***** Input material *****

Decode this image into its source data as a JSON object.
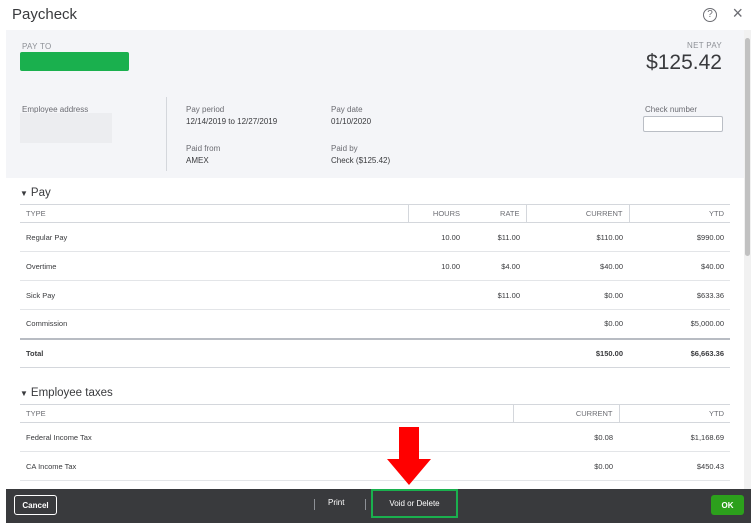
{
  "dialog": {
    "title": "Paycheck",
    "help_glyph": "?",
    "close_glyph": "×"
  },
  "summary": {
    "pay_to_label": "PAY TO",
    "net_pay_label": "NET PAY",
    "net_pay_value": "$125.42",
    "employee_address_label": "Employee address",
    "pay_period_label": "Pay period",
    "pay_period_value": "12/14/2019 to 12/27/2019",
    "pay_date_label": "Pay date",
    "pay_date_value": "01/10/2020",
    "paid_from_label": "Paid from",
    "paid_from_value": "AMEX",
    "paid_by_label": "Paid by",
    "paid_by_value": "Check ($125.42)",
    "check_number_label": "Check number",
    "check_number_value": ""
  },
  "pay": {
    "heading": "Pay",
    "columns": [
      "TYPE",
      "HOURS",
      "RATE",
      "CURRENT",
      "YTD"
    ],
    "rows": [
      {
        "type": "Regular Pay",
        "hours": "10.00",
        "rate": "$11.00",
        "current": "$110.00",
        "ytd": "$990.00"
      },
      {
        "type": "Overtime",
        "hours": "10.00",
        "rate": "$4.00",
        "current": "$40.00",
        "ytd": "$40.00"
      },
      {
        "type": "Sick Pay",
        "hours": "",
        "rate": "$11.00",
        "current": "$0.00",
        "ytd": "$633.36"
      },
      {
        "type": "Commission",
        "hours": "",
        "rate": "",
        "current": "$0.00",
        "ytd": "$5,000.00"
      }
    ],
    "total": {
      "type": "Total",
      "hours": "",
      "rate": "",
      "current": "$150.00",
      "ytd": "$6,663.36"
    }
  },
  "employee_taxes": {
    "heading": "Employee taxes",
    "columns": [
      "TYPE",
      "CURRENT",
      "YTD"
    ],
    "rows": [
      {
        "type": "Federal Income Tax",
        "current": "$0.08",
        "ytd": "$1,168.69"
      },
      {
        "type": "CA Income Tax",
        "current": "$0.00",
        "ytd": "$450.43"
      }
    ]
  },
  "footer": {
    "cancel_label": "Cancel",
    "print_label": "Print",
    "void_label": "Void or Delete",
    "ok_label": "OK"
  },
  "colors": {
    "accent_green": "#2ca01c",
    "highlight_green": "#1ab04e",
    "annotation_red": "#ff0000",
    "footer_bg": "#393a3d"
  }
}
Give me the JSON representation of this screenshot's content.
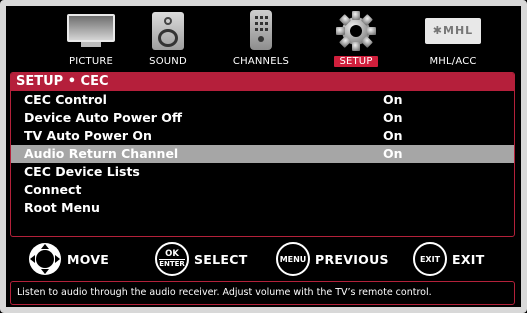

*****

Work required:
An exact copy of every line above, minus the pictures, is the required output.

Solved problem:
Decode this image into its source data as a JSON object.
{
  "dialog": {
    "title": "Paycheck",
    "help_glyph": "?",
    "close_glyph": "×"
  },
  "summary": {
    "pay_to_label": "PAY TO",
    "net_pay_label": "NET PAY",
    "net_pay_value": "$125.42",
    "employee_address_label": "Employee address",
    "pay_period_label": "Pay period",
    "pay_period_value": "12/14/2019 to 12/27/2019",
    "pay_date_label": "Pay date",
    "pay_date_value": "01/10/2020",
    "paid_from_label": "Paid from",
    "paid_from_value": "AMEX",
    "paid_by_label": "Paid by",
    "paid_by_value": "Check ($125.42)",
    "check_number_label": "Check number",
    "check_number_value": ""
  },
  "pay": {
    "heading": "Pay",
    "columns": [
      "TYPE",
      "HOURS",
      "RATE",
      "CURRENT",
      "YTD"
    ],
    "rows": [
      {
        "type": "Regular Pay",
        "hours": "10.00",
        "rate": "$11.00",
        "current": "$110.00",
        "ytd": "$990.00"
      },
      {
        "type": "Overtime",
        "hours": "10.00",
        "rate": "$4.00",
        "current": "$40.00",
        "ytd": "$40.00"
      },
      {
        "type": "Sick Pay",
        "hours": "",
        "rate": "$11.00",
        "current": "$0.00",
        "ytd": "$633.36"
      },
      {
        "type": "Commission",
        "hours": "",
        "rate": "",
        "current": "$0.00",
        "ytd": "$5,000.00"
      }
    ],
    "total": {
      "type": "Total",
      "hours": "",
      "rate": "",
      "current": "$150.00",
      "ytd": "$6,663.36"
    }
  },
  "employee_taxes": {
    "heading": "Employee taxes",
    "columns": [
      "TYPE",
      "CURRENT",
      "YTD"
    ],
    "rows": [
      {
        "type": "Federal Income Tax",
        "current": "$0.08",
        "ytd": "$1,168.69"
      },
      {
        "type": "CA Income Tax",
        "current": "$0.00",
        "ytd": "$450.43"
      }
    ]
  },
  "footer": {
    "cancel_label": "Cancel",
    "print_label": "Print",
    "void_label": "Void or Delete",
    "ok_label": "OK"
  },
  "colors": {
    "accent_green": "#2ca01c",
    "highlight_green": "#1ab04e",
    "annotation_red": "#ff0000",
    "footer_bg": "#393a3d"
  }
}
Give me the JSON representation of this screenshot's content.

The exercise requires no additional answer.